*Work instructions*
Pictures should be left out while the data beneath this task is written out word for word.

Recorded data

=-=-=

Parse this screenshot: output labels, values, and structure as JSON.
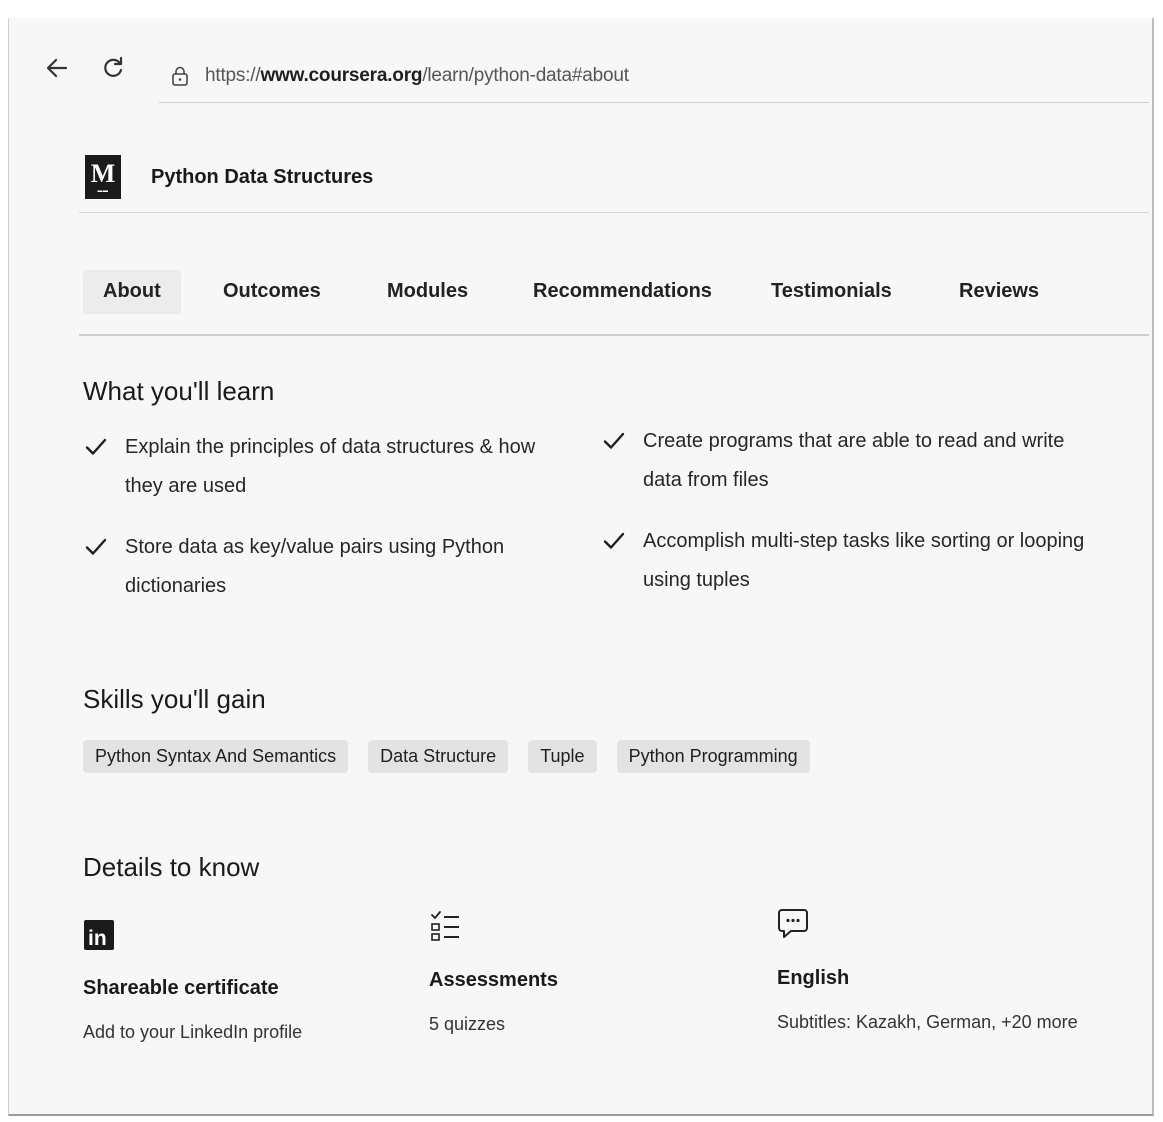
{
  "browser": {
    "url_scheme": "https://",
    "url_host": "www.coursera.org",
    "url_path": "/learn/python-data#about"
  },
  "course": {
    "logo_letter": "M",
    "title": "Python Data Structures"
  },
  "tabs": [
    {
      "label": "About",
      "active": true
    },
    {
      "label": "Outcomes",
      "active": false
    },
    {
      "label": "Modules",
      "active": false
    },
    {
      "label": "Recommendations",
      "active": false
    },
    {
      "label": "Testimonials",
      "active": false
    },
    {
      "label": "Reviews",
      "active": false
    }
  ],
  "learn": {
    "title": "What you'll learn",
    "items": [
      "Explain the principles of data structures & how they are used",
      "Create programs that are able to read and write data from files",
      "Store data as key/value pairs using Python dictionaries",
      "Accomplish multi-step tasks like sorting or looping using tuples"
    ]
  },
  "skills": {
    "title": "Skills you'll gain",
    "items": [
      "Python Syntax And Semantics",
      "Data Structure",
      "Tuple",
      "Python Programming"
    ]
  },
  "details": {
    "title": "Details to know",
    "items": [
      {
        "icon": "linkedin-icon",
        "title": "Shareable certificate",
        "subtitle": "Add to your LinkedIn profile"
      },
      {
        "icon": "checklist-icon",
        "title": "Assessments",
        "subtitle": "5 quizzes"
      },
      {
        "icon": "chat-bubble-icon",
        "title": "English",
        "subtitle": "Subtitles: Kazakh, German, +20 more"
      }
    ]
  }
}
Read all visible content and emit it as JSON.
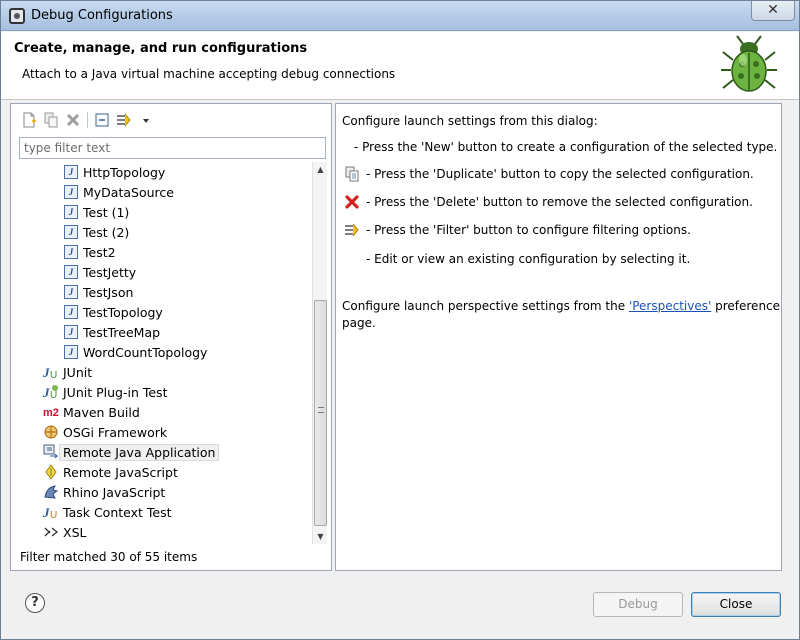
{
  "window": {
    "title": "Debug Configurations",
    "close_glyph": "✕"
  },
  "banner": {
    "title": "Create, manage, and run configurations",
    "subtitle": "Attach to a Java virtual machine accepting debug connections",
    "icon": "bug-icon"
  },
  "left": {
    "toolbar": [
      "new-config-icon",
      "duplicate-icon",
      "delete-icon",
      "collapse-all-icon",
      "filter-icon",
      "dropdown-icon"
    ],
    "filter_placeholder": "type filter text",
    "tree": [
      {
        "label": "HttpTopology",
        "icon": "java-config-icon",
        "indent": 1
      },
      {
        "label": "MyDataSource",
        "icon": "java-config-icon",
        "indent": 1
      },
      {
        "label": "Test (1)",
        "icon": "java-config-icon",
        "indent": 1
      },
      {
        "label": "Test (2)",
        "icon": "java-config-icon",
        "indent": 1
      },
      {
        "label": "Test2",
        "icon": "java-config-icon",
        "indent": 1
      },
      {
        "label": "TestJetty",
        "icon": "java-config-icon",
        "indent": 1
      },
      {
        "label": "TestJson",
        "icon": "java-config-icon",
        "indent": 1
      },
      {
        "label": "TestTopology",
        "icon": "java-config-icon",
        "indent": 1
      },
      {
        "label": "TestTreeMap",
        "icon": "java-config-icon",
        "indent": 1
      },
      {
        "label": "WordCountTopology",
        "icon": "java-config-icon",
        "indent": 1
      },
      {
        "label": "JUnit",
        "icon": "junit-icon",
        "indent": 0
      },
      {
        "label": "JUnit Plug-in Test",
        "icon": "junit-plugin-icon",
        "indent": 0
      },
      {
        "label": "Maven Build",
        "icon": "maven-icon",
        "indent": 0
      },
      {
        "label": "OSGi Framework",
        "icon": "osgi-icon",
        "indent": 0
      },
      {
        "label": "Remote Java Application",
        "icon": "remote-java-icon",
        "indent": 0,
        "selected": true
      },
      {
        "label": "Remote JavaScript",
        "icon": "remote-javascript-icon",
        "indent": 0
      },
      {
        "label": "Rhino JavaScript",
        "icon": "rhino-icon",
        "indent": 0
      },
      {
        "label": "Task Context Test",
        "icon": "task-context-icon",
        "indent": 0
      },
      {
        "label": "XSL",
        "icon": "xsl-icon",
        "indent": 0
      }
    ],
    "filter_status": "Filter matched 30 of 55 items"
  },
  "right": {
    "intro": "Configure launch settings from this dialog:",
    "new_line": "- Press the 'New' button to create a configuration of the selected type.",
    "duplicate_line": "- Press the 'Duplicate' button to copy the selected configuration.",
    "delete_line": "- Press the 'Delete' button to remove the selected configuration.",
    "filter_line": "- Press the 'Filter' button to configure filtering options.",
    "edit_line": "- Edit or view an existing configuration by selecting it.",
    "persp_prefix": "Configure launch perspective settings from the ",
    "persp_link": "'Perspectives'",
    "persp_suffix": " preference",
    "persp_line2": "page."
  },
  "buttons": {
    "help": "?",
    "debug": "Debug",
    "close": "Close"
  }
}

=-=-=

*Expected output*
Parse this screenshot: output labels, values, and structure as JSON.
{
  "browser": {
    "url_scheme": "https://",
    "url_host": "www.coursera.org",
    "url_path": "/learn/python-data#about"
  },
  "course": {
    "logo_letter": "M",
    "title": "Python Data Structures"
  },
  "tabs": [
    {
      "label": "About",
      "active": true
    },
    {
      "label": "Outcomes",
      "active": false
    },
    {
      "label": "Modules",
      "active": false
    },
    {
      "label": "Recommendations",
      "active": false
    },
    {
      "label": "Testimonials",
      "active": false
    },
    {
      "label": "Reviews",
      "active": false
    }
  ],
  "learn": {
    "title": "What you'll learn",
    "items": [
      "Explain the principles of data structures & how they are used",
      "Create programs that are able to read and write data from files",
      "Store data as key/value pairs using Python dictionaries",
      "Accomplish multi-step tasks like sorting or looping using tuples"
    ]
  },
  "skills": {
    "title": "Skills you'll gain",
    "items": [
      "Python Syntax And Semantics",
      "Data Structure",
      "Tuple",
      "Python Programming"
    ]
  },
  "details": {
    "title": "Details to know",
    "items": [
      {
        "icon": "linkedin-icon",
        "title": "Shareable certificate",
        "subtitle": "Add to your LinkedIn profile"
      },
      {
        "icon": "checklist-icon",
        "title": "Assessments",
        "subtitle": "5 quizzes"
      },
      {
        "icon": "chat-bubble-icon",
        "title": "English",
        "subtitle": "Subtitles: Kazakh, German, +20 more"
      }
    ]
  }
}
Read all visible content and emit it as JSON.
{
  "window": {
    "title": "Debug Configurations",
    "close_glyph": "✕"
  },
  "banner": {
    "title": "Create, manage, and run configurations",
    "subtitle": "Attach to a Java virtual machine accepting debug connections",
    "icon": "bug-icon"
  },
  "left": {
    "toolbar": [
      "new-config-icon",
      "duplicate-icon",
      "delete-icon",
      "collapse-all-icon",
      "filter-icon",
      "dropdown-icon"
    ],
    "filter_placeholder": "type filter text",
    "tree": [
      {
        "label": "HttpTopology",
        "icon": "java-config-icon",
        "indent": 1
      },
      {
        "label": "MyDataSource",
        "icon": "java-config-icon",
        "indent": 1
      },
      {
        "label": "Test (1)",
        "icon": "java-config-icon",
        "indent": 1
      },
      {
        "label": "Test (2)",
        "icon": "java-config-icon",
        "indent": 1
      },
      {
        "label": "Test2",
        "icon": "java-config-icon",
        "indent": 1
      },
      {
        "label": "TestJetty",
        "icon": "java-config-icon",
        "indent": 1
      },
      {
        "label": "TestJson",
        "icon": "java-config-icon",
        "indent": 1
      },
      {
        "label": "TestTopology",
        "icon": "java-config-icon",
        "indent": 1
      },
      {
        "label": "TestTreeMap",
        "icon": "java-config-icon",
        "indent": 1
      },
      {
        "label": "WordCountTopology",
        "icon": "java-config-icon",
        "indent": 1
      },
      {
        "label": "JUnit",
        "icon": "junit-icon",
        "indent": 0
      },
      {
        "label": "JUnit Plug-in Test",
        "icon": "junit-plugin-icon",
        "indent": 0
      },
      {
        "label": "Maven Build",
        "icon": "maven-icon",
        "indent": 0
      },
      {
        "label": "OSGi Framework",
        "icon": "osgi-icon",
        "indent": 0
      },
      {
        "label": "Remote Java Application",
        "icon": "remote-java-icon",
        "indent": 0,
        "selected": true
      },
      {
        "label": "Remote JavaScript",
        "icon": "remote-javascript-icon",
        "indent": 0
      },
      {
        "label": "Rhino JavaScript",
        "icon": "rhino-icon",
        "indent": 0
      },
      {
        "label": "Task Context Test",
        "icon": "task-context-icon",
        "indent": 0
      },
      {
        "label": "XSL",
        "icon": "xsl-icon",
        "indent": 0
      }
    ],
    "filter_status": "Filter matched 30 of 55 items"
  },
  "right": {
    "intro": "Configure launch settings from this dialog:",
    "new_line": "- Press the 'New' button to create a configuration of the selected type.",
    "duplicate_line": "- Press the 'Duplicate' button to copy the selected configuration.",
    "delete_line": "- Press the 'Delete' button to remove the selected configuration.",
    "filter_line": "- Press the 'Filter' button to configure filtering options.",
    "edit_line": "- Edit or view an existing configuration by selecting it.",
    "persp_prefix": "Configure launch perspective settings from the ",
    "persp_link": "'Perspectives'",
    "persp_suffix": " preference",
    "persp_line2": "page."
  },
  "buttons": {
    "help": "?",
    "debug": "Debug",
    "close": "Close"
  }
}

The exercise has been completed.